For the average American male, a mid-life crisis means a Ferrari. For Shrek (voiced by Mike Myers), a hulking green ogre with antennae, facing mid-life mundanity means getting back to roots, complete with terrorizing villagers, eschewing responsibility and playing in the mud.
In Shrek Forever After, the fourth and, ostensibly, final installment in the animated DreamWorks franchise, the titular character is back in what appears to be modern suburban bliss. He’s married to Princess Fiona (voiced by Cameron Diaz), father to three mini-ogres, and lives in a cute little hut in the woods that features a mud-jacuzzi and an ample outhouse. It’s quickly apparent that living the ogre dream is too boring to handle, and suddenly Shrek is making a deal with the resident devil (aka Rumpelstiltskin, voiced by Walt Dohrn), signing away his life in exchange for some youthful fun with the awkward strokes of a magic pen.
If the impetus for action in the final Shrek seems far removed from what its intended audience might comprehend, the antics that ensue and ultimate message — be grateful for what you have — are pounded in hard enough for movie-goers of any age to understand. Daddy’s bored with his idyllic existence and needs to shun Mommy and misbehave for a while to feel like a masculine ogre again. Daddy’s immaturity is punished, though, when he loses everything he cares about, and must battle evil witches (whose gnarled visages and penchant for all-lady raves are truly disturbing) possibly to the death to get his boring existence back again. There are no trophy girlfriends, and Shrek sports a renaissance vest instead of a proverbial gray flannel suit, but the punishment is clear enough to communicate the point.

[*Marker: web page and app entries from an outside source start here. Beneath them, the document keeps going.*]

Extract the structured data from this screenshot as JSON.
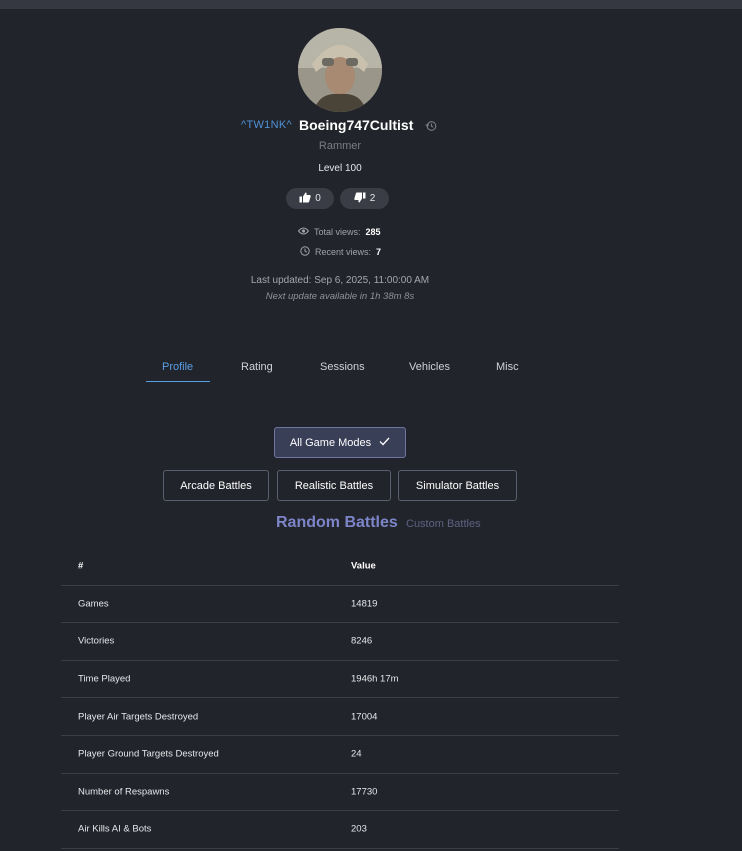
{
  "profile": {
    "clan_tag": "^TW1NK^",
    "username": "Boeing747Cultist",
    "title": "Rammer",
    "level": "Level 100",
    "likes": "0",
    "dislikes": "2"
  },
  "views": {
    "total_label": "Total views:",
    "total_value": "285",
    "recent_label": "Recent views:",
    "recent_value": "7"
  },
  "update": {
    "last_updated": "Last updated: Sep 6, 2025, 11:00:00 AM",
    "next_update": "Next update available in 1h 38m 8s"
  },
  "tabs": [
    {
      "label": "Profile",
      "active": true
    },
    {
      "label": "Rating",
      "active": false
    },
    {
      "label": "Sessions",
      "active": false
    },
    {
      "label": "Vehicles",
      "active": false
    },
    {
      "label": "Misc",
      "active": false
    }
  ],
  "mode_filters": {
    "all": "All Game Modes",
    "arcade": "Arcade Battles",
    "realistic": "Realistic Battles",
    "simulator": "Simulator Battles"
  },
  "battle_type": {
    "random": "Random Battles",
    "custom": "Custom Battles"
  },
  "table": {
    "headers": [
      "#",
      "Value"
    ],
    "rows": [
      [
        "Games",
        "14819"
      ],
      [
        "Victories",
        "8246"
      ],
      [
        "Time Played",
        "1946h 17m"
      ],
      [
        "Player Air Targets Destroyed",
        "17004"
      ],
      [
        "Player Ground Targets Destroyed",
        "24"
      ],
      [
        "Number of Respawns",
        "17730"
      ],
      [
        "Air Kills AI & Bots",
        "203"
      ]
    ]
  },
  "colors": {
    "background": "#22242b",
    "accent_blue": "#5a9fe6",
    "random_battles": "#7d85c9",
    "custom_battles": "#5c6282"
  },
  "icons": {
    "history": "history-icon",
    "like": "thumbs-up-icon",
    "dislike": "thumbs-down-icon",
    "eye": "eye-icon",
    "clock": "clock-icon",
    "check": "check-icon"
  }
}
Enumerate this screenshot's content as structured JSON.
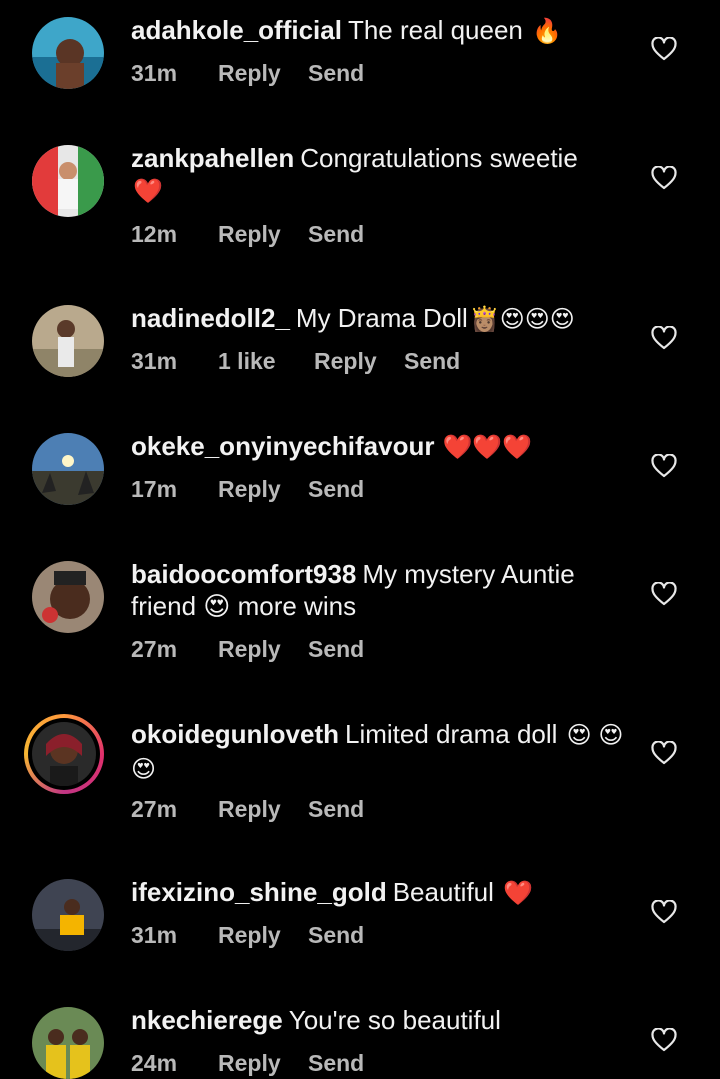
{
  "comments": [
    {
      "username": "adahkole_official",
      "text": "The real queen",
      "emoji": "🔥",
      "time": "31m",
      "likes": "",
      "reply": "Reply",
      "send": "Send"
    },
    {
      "username": "zankpahellen",
      "text": "Congratulations sweetie",
      "emoji": "❤️",
      "time": "12m",
      "likes": "",
      "reply": "Reply",
      "send": "Send"
    },
    {
      "username": "nadinedoll2_",
      "text": "My Drama Doll",
      "emoji": "👸🏽😍😍😍",
      "time": "31m",
      "likes": "1 like",
      "reply": "Reply",
      "send": "Send"
    },
    {
      "username": "okeke_onyinyechifavour",
      "text": "",
      "emoji": "❤️❤️❤️",
      "time": "17m",
      "likes": "",
      "reply": "Reply",
      "send": "Send"
    },
    {
      "username": "baidoocomfort938",
      "text": "My mystery Auntie friend 😍 more wins",
      "emoji": "",
      "time": "27m",
      "likes": "",
      "reply": "Reply",
      "send": "Send"
    },
    {
      "username": "okoidegunloveth",
      "text": "Limited drama doll",
      "emoji": "😍 😍😍",
      "time": "27m",
      "likes": "",
      "reply": "Reply",
      "send": "Send"
    },
    {
      "username": "ifexizino_shine_gold",
      "text": "Beautiful",
      "emoji": "❤️",
      "time": "31m",
      "likes": "",
      "reply": "Reply",
      "send": "Send"
    },
    {
      "username": "nkechierege",
      "text": "You're so beautiful",
      "emoji": "",
      "time": "24m",
      "likes": "",
      "reply": "Reply",
      "send": "Send"
    }
  ],
  "colors": {
    "background": "#000000",
    "text": "#f2f2f2",
    "meta": "#b9b9b9",
    "story_ring": "#e1306c"
  },
  "icons": {
    "like": "heart-outline-icon"
  }
}
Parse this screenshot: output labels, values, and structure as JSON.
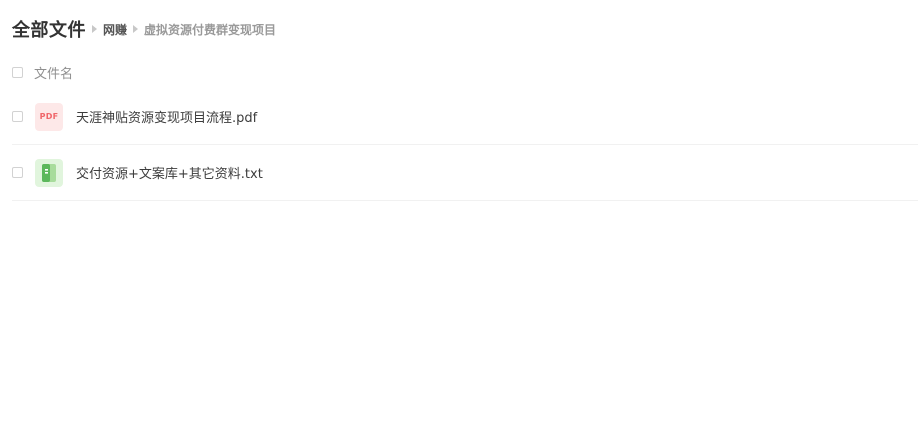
{
  "breadcrumb": {
    "root": "全部文件",
    "items": [
      "网赚",
      "虚拟资源付费群变现项目"
    ]
  },
  "list_header": {
    "name_column": "文件名"
  },
  "files": [
    {
      "name": "天涯神贴资源变现项目流程.pdf",
      "icon": "pdf-file-icon",
      "icon_text": "PDF",
      "icon_bg": "#fde8e8",
      "icon_color": "#f0666a"
    },
    {
      "name": "交付资源+文案库+其它资料.txt",
      "icon": "txt-file-icon",
      "icon_bg": "#e1f5dd",
      "icon_color": "#5cb85c"
    }
  ]
}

Despite Shrek’s identity issues and misguided decision, there’s enough lighthearted fun to balance out the unseemly conundrum. It takes a little while for Shrek Forever After to find its pace — and its humor — but once the heroic ogre heads for battle, there’s a surge of much-needed energy, as if suddenly everyone remembers how to crack jokes in a time of crisis. Some of the film’s best moments are the least dramatic. In Shrek’s new alternate world, Donkey (Eddie Murphy) is not yet his friend and Puss in Boots (Antonio Banderas) has grown fat and lazy, letting rats share his cream and Fiona stroke his fur (and his ego). His languid state allows for some adorable jokes that capitalize mainly on house cats and their shamelessness, while Donkey does his performative thing, with pop songs that cull chuckles of surprise out of context.
From a visual standpoint, Shrek Forever After is similar to its previous editions, and demands an adjustment period to acclimate to its computer-generated images. There’s a grotesqueness to the characters (even the good guys) that takes some getting used to, but the 3-D effects provide a good distraction. As the film’s energy warms up, so it seems the creatures’ faces do, too. Entertaining and mostly unsurprising, Shrek Forever After fulfills its mission. Its creative use of catchy, multi-generational hits and its stars’ unswerving talent keeps it lively enough to mostly make up for initial stalling. As a final chapter to the ogre-driven epic, the film — at times both tepid and enjoyable — is a fitting end to a series whose time has come to close the book and live happily ever.